Reproduce the data exactly. Omit no record.

»»

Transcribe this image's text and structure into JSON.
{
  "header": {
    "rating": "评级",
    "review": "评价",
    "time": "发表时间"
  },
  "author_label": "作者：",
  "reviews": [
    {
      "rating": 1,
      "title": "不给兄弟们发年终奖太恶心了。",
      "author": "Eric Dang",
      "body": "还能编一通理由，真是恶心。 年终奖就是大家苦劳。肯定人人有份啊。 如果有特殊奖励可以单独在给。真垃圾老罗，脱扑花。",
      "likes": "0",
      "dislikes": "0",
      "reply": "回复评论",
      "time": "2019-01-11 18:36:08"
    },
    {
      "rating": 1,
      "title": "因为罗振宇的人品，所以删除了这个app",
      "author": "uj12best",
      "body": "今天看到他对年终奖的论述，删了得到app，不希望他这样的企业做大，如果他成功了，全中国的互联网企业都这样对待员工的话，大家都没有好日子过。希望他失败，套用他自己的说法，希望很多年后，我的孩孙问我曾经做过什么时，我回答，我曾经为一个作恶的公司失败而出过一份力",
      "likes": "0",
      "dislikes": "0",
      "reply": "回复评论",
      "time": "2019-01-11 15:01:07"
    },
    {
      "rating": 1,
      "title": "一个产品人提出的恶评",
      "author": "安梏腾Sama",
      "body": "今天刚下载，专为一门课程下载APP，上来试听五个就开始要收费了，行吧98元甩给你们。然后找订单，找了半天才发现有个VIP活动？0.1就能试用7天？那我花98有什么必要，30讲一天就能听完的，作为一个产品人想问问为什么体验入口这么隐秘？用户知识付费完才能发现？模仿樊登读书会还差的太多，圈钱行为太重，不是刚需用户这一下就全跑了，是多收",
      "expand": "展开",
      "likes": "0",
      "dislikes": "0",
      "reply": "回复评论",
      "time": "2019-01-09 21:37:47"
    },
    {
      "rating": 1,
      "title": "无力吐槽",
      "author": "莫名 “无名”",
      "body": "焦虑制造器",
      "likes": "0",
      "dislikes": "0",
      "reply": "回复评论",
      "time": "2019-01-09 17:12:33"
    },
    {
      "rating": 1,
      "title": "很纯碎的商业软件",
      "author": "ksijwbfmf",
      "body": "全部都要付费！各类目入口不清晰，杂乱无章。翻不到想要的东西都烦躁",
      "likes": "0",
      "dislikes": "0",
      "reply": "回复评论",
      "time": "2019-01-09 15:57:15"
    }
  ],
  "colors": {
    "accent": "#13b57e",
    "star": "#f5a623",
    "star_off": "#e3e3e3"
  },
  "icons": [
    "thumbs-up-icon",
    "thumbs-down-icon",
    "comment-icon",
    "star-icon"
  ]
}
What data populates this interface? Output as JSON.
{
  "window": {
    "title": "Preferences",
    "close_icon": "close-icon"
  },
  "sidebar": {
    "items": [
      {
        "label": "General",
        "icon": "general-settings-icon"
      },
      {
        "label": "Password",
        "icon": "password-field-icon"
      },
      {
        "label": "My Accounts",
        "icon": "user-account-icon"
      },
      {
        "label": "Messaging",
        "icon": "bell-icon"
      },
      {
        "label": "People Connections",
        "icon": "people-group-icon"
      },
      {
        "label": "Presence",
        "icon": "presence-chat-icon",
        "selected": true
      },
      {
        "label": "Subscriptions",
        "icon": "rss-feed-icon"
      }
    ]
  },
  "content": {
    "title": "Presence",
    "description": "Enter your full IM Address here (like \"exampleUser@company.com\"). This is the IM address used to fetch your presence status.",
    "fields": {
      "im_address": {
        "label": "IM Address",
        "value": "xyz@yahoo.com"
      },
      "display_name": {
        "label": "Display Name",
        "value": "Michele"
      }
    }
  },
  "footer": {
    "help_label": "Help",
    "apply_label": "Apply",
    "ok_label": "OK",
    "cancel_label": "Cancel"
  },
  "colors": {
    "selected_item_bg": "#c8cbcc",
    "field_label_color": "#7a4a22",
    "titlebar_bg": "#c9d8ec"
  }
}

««

**SOLVED PROBLEM:**
Transcribe this image's text and structure into JSON.
{
  "header": {
    "rating": "评级",
    "review": "评价",
    "time": "发表时间"
  },
  "author_label": "作者：",
  "reviews": [
    {
      "rating": 1,
      "title": "不给兄弟们发年终奖太恶心了。",
      "author": "Eric Dang",
      "body": "还能编一通理由，真是恶心。 年终奖就是大家苦劳。肯定人人有份啊。 如果有特殊奖励可以单独在给。真垃圾老罗，脱扑花。",
      "likes": "0",
      "dislikes": "0",
      "reply": "回复评论",
      "time": "2019-01-11 18:36:08"
    },
    {
      "rating": 1,
      "title": "因为罗振宇的人品，所以删除了这个app",
      "author": "uj12best",
      "body": "今天看到他对年终奖的论述，删了得到app，不希望他这样的企业做大，如果他成功了，全中国的互联网企业都这样对待员工的话，大家都没有好日子过。希望他失败，套用他自己的说法，希望很多年后，我的孩孙问我曾经做过什么时，我回答，我曾经为一个作恶的公司失败而出过一份力",
      "likes": "0",
      "dislikes": "0",
      "reply": "回复评论",
      "time": "2019-01-11 15:01:07"
    },
    {
      "rating": 1,
      "title": "一个产品人提出的恶评",
      "author": "安梏腾Sama",
      "body": "今天刚下载，专为一门课程下载APP，上来试听五个就开始要收费了，行吧98元甩给你们。然后找订单，找了半天才发现有个VIP活动？0.1就能试用7天？那我花98有什么必要，30讲一天就能听完的，作为一个产品人想问问为什么体验入口这么隐秘？用户知识付费完才能发现？模仿樊登读书会还差的太多，圈钱行为太重，不是刚需用户这一下就全跑了，是多收",
      "expand": "展开",
      "likes": "0",
      "dislikes": "0",
      "reply": "回复评论",
      "time": "2019-01-09 21:37:47"
    },
    {
      "rating": 1,
      "title": "无力吐槽",
      "author": "莫名 “无名”",
      "body": "焦虑制造器",
      "likes": "0",
      "dislikes": "0",
      "reply": "回复评论",
      "time": "2019-01-09 17:12:33"
    },
    {
      "rating": 1,
      "title": "很纯碎的商业软件",
      "author": "ksijwbfmf",
      "body": "全部都要付费！各类目入口不清晰，杂乱无章。翻不到想要的东西都烦躁",
      "likes": "0",
      "dislikes": "0",
      "reply": "回复评论",
      "time": "2019-01-09 15:57:15"
    }
  ],
  "colors": {
    "accent": "#13b57e",
    "star": "#f5a623",
    "star_off": "#e3e3e3"
  },
  "icons": [
    "thumbs-up-icon",
    "thumbs-down-icon",
    "comment-icon",
    "star-icon"
  ]
}
What data populates this interface? Output as JSON.
{
  "window": {
    "title": "Preferences",
    "close_icon": "close-icon"
  },
  "sidebar": {
    "items": [
      {
        "label": "General",
        "icon": "general-settings-icon"
      },
      {
        "label": "Password",
        "icon": "password-field-icon"
      },
      {
        "label": "My Accounts",
        "icon": "user-account-icon"
      },
      {
        "label": "Messaging",
        "icon": "bell-icon"
      },
      {
        "label": "People Connections",
        "icon": "people-group-icon"
      },
      {
        "label": "Presence",
        "icon": "presence-chat-icon",
        "selected": true
      },
      {
        "label": "Subscriptions",
        "icon": "rss-feed-icon"
      }
    ]
  },
  "content": {
    "title": "Presence",
    "description": "Enter your full IM Address here (like \"exampleUser@company.com\"). This is the IM address used to fetch your presence status.",
    "fields": {
      "im_address": {
        "label": "IM Address",
        "value": "xyz@yahoo.com"
      },
      "display_name": {
        "label": "Display Name",
        "value": "Michele"
      }
    }
  },
  "footer": {
    "help_label": "Help",
    "apply_label": "Apply",
    "ok_label": "OK",
    "cancel_label": "Cancel"
  },
  "colors": {
    "selected_item_bg": "#c8cbcc",
    "field_label_color": "#7a4a22",
    "titlebar_bg": "#c9d8ec"
  }
}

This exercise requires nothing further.